The second obstacle is more fundamental. When you develop a cryptographic method, you can never be 100% certain that it really is secure. Some clever brain somewhere in the world could come up with a mathematical or technical loophole we have overlooked. That, too, has happened in the past, but it was not as serious then, because the world did not rely on computers to the extent that it does today.

‘What is certain is, if there are quantum computers, hackers will have access’

Johannes Buchmann, 64, is one of Europe’s most renowned cryptographers. He is professor of computer science and mathematics at the Technical University of Darmstadt, focusing on IT security. Buchmann is an award-winning member of the Mainz Academy of Science and Literature, the Berlin-Brandenburg Academy of Science, the German Academy of Technical Sciences and the Leopoldina. He is a spokesman for the collaborative research centre Crossing, funded by the German Research Foundation (DFG), exploring quantum-secure cryptography.

That means that if you are wrong about quantum computers, the result could be something like a nuclear-core meltdown?

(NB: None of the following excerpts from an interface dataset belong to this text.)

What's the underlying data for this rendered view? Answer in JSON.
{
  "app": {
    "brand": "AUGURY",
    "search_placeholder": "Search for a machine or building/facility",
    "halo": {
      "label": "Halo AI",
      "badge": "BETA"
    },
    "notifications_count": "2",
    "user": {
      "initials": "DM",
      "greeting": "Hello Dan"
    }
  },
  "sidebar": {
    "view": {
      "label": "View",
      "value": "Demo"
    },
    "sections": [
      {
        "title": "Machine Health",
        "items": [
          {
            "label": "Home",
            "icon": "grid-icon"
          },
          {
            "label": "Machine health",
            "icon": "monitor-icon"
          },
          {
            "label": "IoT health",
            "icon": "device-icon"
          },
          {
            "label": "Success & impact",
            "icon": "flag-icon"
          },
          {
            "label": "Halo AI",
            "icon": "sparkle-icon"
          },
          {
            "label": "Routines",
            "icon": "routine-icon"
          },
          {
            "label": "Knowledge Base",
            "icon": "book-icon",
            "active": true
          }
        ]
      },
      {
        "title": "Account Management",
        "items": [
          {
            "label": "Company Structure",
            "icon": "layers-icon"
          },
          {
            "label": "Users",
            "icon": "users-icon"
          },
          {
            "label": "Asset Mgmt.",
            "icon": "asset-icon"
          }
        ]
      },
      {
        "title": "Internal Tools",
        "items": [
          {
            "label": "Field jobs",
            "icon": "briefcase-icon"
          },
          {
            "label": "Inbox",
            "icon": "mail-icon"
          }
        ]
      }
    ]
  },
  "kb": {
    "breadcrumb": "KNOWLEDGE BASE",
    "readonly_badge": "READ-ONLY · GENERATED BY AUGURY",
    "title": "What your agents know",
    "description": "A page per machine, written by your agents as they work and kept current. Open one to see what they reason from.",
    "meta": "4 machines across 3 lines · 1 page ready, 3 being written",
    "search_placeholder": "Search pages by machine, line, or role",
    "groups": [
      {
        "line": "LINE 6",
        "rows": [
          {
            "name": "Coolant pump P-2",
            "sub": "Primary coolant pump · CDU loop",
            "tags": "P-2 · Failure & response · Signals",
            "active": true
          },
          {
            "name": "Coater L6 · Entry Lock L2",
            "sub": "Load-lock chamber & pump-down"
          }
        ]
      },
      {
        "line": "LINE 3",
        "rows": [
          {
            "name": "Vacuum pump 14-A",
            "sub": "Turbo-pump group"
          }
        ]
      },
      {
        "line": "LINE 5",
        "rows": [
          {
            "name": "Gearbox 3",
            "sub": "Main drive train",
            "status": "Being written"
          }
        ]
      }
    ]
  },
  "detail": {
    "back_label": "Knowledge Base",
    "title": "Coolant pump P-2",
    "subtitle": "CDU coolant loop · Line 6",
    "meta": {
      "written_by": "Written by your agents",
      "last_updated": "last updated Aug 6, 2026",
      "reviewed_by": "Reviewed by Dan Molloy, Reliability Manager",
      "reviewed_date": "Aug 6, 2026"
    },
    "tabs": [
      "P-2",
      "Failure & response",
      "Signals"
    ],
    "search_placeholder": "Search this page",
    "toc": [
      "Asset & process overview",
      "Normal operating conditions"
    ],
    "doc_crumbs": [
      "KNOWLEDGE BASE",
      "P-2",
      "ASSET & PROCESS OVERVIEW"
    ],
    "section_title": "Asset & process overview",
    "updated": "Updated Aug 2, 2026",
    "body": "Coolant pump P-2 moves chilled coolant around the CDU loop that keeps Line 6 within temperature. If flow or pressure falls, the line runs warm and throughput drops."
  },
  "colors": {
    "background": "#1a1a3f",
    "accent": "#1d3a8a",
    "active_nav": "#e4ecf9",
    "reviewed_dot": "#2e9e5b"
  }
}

That is true, though I think the nuclear power station analogy is slightly misleading. I would prefer to use an aviation image: like in aircraft, we need surplus in the safety system, in other words multiple safeguards. If one safeguard fails, the second must come into effect – and maybe even a third. On top of this, the security architecture used in programs must be modular, so that when we realise that an encryption technique or a signature is no longer safe, we can replace that software module with another one relatively simply.

The advantage with software is that computers do not need to be brought into a hangar to replace a part. Nowadays that can be done remotely by means of an update. In that sense, quantum computers are a major threat to IT security, but if we work on safe procedures swiftly now, it is very likely that the threat will not result in a major catastrophe. The retrospective situation, however, is rather different.

These days, intelligence services are storing securely encrypted data they have intercepted or recorded. They do so hoping to be able to decrypt that data some day in the future. Quantum computers are one of their huge hopes in this respect. That data will definitely become decipherable eventually, all of it. And it won’t only be of interest to historians. There is probably a lot of stored data that will continue to be relevant; corporate secrets, for example.

How secure are new cryptocurrencies and payment systems such as bitcoin in this regard?

At the moment they are very secure, in purely technical terms. Attacking the bitcoin protection system would require a level of computing power that is difficult to imagine. If quantum computers sprung up overnight, however, all the safety offered by cryptocurrencies would be gone. The signatures would be no problem to crack either. For our hypothetical hackers, cryptomoney would perhaps be the most interesting target of all. But here, too, systems based on blockchains will remain secure if they are upgraded using quantum-secure cryptographic procedures. So they are involved in the same race against time as all other security systems.

Does a form of cryptography exist that will be safe for all time?

It is mathematically possible. And you can also use quantum communications technologies to exchange keys in ways that are 100% secure. We are in the middle of researching this, to provide long-term protection for hospital data in Japan, but it is very long-winded and for the moment it is just a niche market.